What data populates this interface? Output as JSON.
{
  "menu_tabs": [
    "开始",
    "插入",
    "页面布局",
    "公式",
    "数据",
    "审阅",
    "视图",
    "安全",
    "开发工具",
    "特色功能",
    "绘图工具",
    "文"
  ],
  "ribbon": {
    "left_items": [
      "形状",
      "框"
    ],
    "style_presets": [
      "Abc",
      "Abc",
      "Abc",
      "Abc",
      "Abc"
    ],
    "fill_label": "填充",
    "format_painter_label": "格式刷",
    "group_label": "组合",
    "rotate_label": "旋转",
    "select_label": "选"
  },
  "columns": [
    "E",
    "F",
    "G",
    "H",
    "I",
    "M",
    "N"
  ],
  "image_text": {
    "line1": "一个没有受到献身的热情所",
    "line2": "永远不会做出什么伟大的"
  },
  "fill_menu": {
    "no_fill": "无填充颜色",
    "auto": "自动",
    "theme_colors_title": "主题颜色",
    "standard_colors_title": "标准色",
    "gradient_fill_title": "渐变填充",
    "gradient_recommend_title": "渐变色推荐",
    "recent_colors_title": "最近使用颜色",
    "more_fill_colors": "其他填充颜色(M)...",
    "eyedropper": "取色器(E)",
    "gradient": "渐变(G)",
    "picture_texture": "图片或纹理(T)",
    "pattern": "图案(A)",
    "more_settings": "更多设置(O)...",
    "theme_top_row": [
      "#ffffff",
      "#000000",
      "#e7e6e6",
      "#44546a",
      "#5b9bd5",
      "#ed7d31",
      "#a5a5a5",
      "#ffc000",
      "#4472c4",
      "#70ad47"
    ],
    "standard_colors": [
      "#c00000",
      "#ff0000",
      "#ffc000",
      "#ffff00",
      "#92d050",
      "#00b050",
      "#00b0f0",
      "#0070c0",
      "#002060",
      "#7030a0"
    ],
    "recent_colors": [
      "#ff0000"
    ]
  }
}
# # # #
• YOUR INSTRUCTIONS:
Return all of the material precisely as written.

• RESPONSE:
What data populates this interface? Output as JSON.
{
  "menu_tabs": [
    "开始",
    "插入",
    "页面布局",
    "公式",
    "数据",
    "审阅",
    "视图",
    "安全",
    "开发工具",
    "特色功能",
    "绘图工具",
    "文"
  ],
  "ribbon": {
    "left_items": [
      "形状",
      "框"
    ],
    "style_presets": [
      "Abc",
      "Abc",
      "Abc",
      "Abc",
      "Abc"
    ],
    "fill_label": "填充",
    "format_painter_label": "格式刷",
    "group_label": "组合",
    "rotate_label": "旋转",
    "select_label": "选"
  },
  "columns": [
    "E",
    "F",
    "G",
    "H",
    "I",
    "M",
    "N"
  ],
  "image_text": {
    "line1": "一个没有受到献身的热情所",
    "line2": "永远不会做出什么伟大的"
  },
  "fill_menu": {
    "no_fill": "无填充颜色",
    "auto": "自动",
    "theme_colors_title": "主题颜色",
    "standard_colors_title": "标准色",
    "gradient_fill_title": "渐变填充",
    "gradient_recommend_title": "渐变色推荐",
    "recent_colors_title": "最近使用颜色",
    "more_fill_colors": "其他填充颜色(M)...",
    "eyedropper": "取色器(E)",
    "gradient": "渐变(G)",
    "picture_texture": "图片或纹理(T)",
    "pattern": "图案(A)",
    "more_settings": "更多设置(O)...",
    "theme_top_row": [
      "#ffffff",
      "#000000",
      "#e7e6e6",
      "#44546a",
      "#5b9bd5",
      "#ed7d31",
      "#a5a5a5",
      "#ffc000",
      "#4472c4",
      "#70ad47"
    ],
    "standard_colors": [
      "#c00000",
      "#ff0000",
      "#ffc000",
      "#ffff00",
      "#92d050",
      "#00b050",
      "#00b0f0",
      "#0070c0",
      "#002060",
      "#7030a0"
    ],
    "recent_colors": [
      "#ff0000"
    ]
  }
}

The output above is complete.